# ACTIVITY:
Report the count of lines holding "base" in the records, with no other words.

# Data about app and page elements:
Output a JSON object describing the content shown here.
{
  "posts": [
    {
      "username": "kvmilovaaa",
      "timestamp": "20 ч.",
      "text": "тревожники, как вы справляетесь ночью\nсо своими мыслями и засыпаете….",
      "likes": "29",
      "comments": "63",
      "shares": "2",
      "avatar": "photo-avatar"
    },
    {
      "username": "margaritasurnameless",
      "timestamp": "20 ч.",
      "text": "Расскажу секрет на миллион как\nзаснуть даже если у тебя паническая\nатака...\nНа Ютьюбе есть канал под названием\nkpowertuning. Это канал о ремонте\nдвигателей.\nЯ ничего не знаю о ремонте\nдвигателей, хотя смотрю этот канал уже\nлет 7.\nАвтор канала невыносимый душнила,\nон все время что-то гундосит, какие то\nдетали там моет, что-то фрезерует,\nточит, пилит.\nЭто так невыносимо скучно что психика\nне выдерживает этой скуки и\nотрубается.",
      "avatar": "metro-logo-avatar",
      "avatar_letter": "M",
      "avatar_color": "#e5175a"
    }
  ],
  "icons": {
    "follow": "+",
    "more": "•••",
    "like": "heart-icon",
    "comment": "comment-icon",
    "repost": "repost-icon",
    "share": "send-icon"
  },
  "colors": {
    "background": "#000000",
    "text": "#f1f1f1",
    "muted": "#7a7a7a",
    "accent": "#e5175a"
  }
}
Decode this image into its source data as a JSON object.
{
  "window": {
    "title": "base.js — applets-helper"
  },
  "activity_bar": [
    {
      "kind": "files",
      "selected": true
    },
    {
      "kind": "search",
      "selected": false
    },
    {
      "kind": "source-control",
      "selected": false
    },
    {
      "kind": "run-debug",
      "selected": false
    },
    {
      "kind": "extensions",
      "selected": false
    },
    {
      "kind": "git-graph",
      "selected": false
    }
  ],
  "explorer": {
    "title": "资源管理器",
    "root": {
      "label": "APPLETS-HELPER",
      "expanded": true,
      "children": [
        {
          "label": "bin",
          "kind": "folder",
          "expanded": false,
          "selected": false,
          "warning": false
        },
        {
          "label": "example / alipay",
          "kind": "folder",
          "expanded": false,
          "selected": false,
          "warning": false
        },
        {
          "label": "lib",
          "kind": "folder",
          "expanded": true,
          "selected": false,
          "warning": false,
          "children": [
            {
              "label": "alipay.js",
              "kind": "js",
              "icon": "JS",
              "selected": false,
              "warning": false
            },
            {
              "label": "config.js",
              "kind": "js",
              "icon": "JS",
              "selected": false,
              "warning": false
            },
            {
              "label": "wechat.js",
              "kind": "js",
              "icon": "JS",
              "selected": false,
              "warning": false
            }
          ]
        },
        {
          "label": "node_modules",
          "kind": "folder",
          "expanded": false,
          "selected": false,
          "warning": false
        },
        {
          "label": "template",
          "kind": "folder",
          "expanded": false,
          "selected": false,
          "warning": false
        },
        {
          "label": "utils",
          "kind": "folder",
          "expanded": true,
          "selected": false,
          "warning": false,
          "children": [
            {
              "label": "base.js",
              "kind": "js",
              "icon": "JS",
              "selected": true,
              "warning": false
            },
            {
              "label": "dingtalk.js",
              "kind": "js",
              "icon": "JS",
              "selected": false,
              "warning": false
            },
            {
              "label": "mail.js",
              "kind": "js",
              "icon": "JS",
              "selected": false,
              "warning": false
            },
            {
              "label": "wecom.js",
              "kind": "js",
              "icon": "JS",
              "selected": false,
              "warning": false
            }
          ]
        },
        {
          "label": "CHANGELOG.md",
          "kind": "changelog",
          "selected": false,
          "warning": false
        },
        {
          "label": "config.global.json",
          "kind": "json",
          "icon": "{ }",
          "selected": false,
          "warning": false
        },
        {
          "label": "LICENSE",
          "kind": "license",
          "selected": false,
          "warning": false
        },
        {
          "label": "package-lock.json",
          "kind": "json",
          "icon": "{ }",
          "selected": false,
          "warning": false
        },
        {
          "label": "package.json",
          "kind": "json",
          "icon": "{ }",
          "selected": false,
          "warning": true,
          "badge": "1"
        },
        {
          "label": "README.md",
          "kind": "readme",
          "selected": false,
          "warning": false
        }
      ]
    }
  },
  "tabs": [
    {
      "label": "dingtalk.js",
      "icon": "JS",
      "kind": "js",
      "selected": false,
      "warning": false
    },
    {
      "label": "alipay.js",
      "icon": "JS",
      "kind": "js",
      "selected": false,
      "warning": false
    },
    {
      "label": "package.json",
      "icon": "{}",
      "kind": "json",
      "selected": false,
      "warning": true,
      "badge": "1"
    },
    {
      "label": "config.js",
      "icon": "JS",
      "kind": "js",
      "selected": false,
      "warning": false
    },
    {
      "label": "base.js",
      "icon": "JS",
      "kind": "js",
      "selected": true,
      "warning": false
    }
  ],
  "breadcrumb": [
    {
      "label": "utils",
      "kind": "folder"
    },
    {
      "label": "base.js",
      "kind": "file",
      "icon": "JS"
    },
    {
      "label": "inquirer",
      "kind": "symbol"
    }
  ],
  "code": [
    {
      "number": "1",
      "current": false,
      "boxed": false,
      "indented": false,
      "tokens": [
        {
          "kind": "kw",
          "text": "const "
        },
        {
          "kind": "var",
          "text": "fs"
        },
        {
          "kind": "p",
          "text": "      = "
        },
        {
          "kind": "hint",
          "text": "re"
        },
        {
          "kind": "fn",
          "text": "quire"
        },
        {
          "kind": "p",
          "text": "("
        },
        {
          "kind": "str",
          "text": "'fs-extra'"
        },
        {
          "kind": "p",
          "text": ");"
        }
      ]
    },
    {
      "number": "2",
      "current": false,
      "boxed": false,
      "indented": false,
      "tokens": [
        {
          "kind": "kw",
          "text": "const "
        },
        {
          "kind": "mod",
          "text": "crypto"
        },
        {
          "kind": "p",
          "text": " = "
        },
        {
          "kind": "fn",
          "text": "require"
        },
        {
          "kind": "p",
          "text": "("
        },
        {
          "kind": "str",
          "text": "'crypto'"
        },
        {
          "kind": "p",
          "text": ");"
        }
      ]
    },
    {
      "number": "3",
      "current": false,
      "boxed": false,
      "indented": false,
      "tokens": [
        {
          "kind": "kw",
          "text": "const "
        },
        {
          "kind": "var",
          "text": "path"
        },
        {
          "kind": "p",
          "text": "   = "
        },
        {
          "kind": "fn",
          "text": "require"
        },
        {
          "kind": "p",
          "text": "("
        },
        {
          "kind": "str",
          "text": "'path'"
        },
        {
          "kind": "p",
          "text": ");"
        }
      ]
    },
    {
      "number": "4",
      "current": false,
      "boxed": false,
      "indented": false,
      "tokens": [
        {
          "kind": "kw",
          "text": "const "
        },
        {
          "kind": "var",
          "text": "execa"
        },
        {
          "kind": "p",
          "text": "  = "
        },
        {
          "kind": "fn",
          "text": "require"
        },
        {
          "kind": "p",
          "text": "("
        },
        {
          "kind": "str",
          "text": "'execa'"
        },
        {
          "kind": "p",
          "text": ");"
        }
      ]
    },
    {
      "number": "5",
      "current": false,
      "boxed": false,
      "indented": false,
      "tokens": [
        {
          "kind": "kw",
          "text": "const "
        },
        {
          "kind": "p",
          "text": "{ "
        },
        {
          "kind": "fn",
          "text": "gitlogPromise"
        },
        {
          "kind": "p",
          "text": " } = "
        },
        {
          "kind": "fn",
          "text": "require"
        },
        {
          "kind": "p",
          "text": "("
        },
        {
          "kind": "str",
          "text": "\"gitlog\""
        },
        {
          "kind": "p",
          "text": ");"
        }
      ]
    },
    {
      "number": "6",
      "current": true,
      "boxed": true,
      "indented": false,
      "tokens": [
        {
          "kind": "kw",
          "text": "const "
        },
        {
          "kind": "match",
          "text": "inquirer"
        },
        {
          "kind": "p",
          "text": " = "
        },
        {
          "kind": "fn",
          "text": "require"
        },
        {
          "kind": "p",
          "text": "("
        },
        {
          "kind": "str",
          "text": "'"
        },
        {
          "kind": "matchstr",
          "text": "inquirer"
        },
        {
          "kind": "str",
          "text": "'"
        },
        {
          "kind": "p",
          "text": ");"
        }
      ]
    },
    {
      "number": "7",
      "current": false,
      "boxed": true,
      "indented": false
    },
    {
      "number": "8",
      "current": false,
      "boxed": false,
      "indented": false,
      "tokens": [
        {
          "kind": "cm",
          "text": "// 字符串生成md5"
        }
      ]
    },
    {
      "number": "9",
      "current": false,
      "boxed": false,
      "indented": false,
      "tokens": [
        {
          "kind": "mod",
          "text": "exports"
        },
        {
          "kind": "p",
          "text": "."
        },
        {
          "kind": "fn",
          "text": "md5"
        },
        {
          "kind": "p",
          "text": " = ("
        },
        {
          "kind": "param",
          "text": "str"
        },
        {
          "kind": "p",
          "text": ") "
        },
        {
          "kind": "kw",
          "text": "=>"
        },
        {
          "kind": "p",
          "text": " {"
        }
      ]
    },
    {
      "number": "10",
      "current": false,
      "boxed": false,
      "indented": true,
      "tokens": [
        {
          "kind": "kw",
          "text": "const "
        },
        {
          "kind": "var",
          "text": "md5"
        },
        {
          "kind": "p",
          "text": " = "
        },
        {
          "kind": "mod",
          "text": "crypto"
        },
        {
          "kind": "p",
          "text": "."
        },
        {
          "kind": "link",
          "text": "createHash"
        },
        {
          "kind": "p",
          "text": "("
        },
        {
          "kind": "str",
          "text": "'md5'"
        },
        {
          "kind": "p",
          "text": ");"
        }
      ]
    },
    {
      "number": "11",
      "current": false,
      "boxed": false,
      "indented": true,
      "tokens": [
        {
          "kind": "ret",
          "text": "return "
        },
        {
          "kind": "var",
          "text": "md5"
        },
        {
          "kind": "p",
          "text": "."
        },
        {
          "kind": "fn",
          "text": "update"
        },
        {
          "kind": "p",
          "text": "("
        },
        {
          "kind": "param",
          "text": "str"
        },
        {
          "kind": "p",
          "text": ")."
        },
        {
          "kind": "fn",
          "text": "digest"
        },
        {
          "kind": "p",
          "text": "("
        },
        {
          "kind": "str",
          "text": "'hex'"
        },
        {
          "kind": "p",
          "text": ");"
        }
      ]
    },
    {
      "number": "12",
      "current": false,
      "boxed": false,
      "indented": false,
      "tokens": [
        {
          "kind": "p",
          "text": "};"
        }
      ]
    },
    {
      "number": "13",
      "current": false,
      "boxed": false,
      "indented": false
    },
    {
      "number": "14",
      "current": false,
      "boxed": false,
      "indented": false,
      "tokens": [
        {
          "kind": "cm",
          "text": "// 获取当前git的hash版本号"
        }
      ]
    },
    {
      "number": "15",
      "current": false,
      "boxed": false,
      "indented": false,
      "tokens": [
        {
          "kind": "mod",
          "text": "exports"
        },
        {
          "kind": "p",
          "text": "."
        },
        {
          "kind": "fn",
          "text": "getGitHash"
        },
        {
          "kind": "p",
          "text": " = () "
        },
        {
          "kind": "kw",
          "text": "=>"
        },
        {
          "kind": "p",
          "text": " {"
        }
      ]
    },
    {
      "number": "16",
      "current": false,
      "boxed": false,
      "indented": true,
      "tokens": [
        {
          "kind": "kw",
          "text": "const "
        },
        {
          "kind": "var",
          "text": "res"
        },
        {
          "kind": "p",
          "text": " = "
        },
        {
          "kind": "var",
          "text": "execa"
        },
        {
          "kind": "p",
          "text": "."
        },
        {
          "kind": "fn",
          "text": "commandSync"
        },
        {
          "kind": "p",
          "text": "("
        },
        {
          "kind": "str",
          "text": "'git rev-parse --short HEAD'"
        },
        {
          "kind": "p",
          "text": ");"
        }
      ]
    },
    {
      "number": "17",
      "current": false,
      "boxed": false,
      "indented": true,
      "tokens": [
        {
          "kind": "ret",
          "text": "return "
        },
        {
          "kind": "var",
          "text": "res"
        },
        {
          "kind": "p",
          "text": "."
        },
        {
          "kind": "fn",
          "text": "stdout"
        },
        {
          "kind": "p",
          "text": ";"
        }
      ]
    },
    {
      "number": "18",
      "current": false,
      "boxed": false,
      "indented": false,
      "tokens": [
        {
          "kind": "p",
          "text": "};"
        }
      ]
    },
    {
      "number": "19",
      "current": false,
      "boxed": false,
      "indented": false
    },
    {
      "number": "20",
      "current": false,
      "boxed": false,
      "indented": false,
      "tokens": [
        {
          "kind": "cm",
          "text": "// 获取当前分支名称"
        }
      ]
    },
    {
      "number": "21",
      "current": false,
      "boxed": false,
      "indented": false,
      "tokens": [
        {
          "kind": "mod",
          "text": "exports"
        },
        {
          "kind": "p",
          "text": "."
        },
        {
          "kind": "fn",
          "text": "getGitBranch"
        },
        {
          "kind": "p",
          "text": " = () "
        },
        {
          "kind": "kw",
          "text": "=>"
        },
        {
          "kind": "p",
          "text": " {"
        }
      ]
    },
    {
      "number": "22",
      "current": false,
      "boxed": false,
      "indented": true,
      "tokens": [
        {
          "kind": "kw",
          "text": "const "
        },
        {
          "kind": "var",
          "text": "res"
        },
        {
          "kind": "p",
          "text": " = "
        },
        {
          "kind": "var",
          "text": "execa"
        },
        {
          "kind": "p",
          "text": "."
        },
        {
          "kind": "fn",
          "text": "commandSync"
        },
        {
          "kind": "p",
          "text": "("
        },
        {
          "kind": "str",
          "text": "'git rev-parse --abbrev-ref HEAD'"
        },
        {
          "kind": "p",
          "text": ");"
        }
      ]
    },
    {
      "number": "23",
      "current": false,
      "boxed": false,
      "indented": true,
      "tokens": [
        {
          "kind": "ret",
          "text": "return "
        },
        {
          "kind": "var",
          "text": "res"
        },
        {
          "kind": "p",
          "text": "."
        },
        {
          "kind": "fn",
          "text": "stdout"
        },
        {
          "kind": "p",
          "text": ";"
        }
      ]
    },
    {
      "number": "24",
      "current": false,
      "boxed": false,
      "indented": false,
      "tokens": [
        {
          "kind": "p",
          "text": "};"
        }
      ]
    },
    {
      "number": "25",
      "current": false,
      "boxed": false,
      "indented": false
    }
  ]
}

# YOUR SOLUTION:
4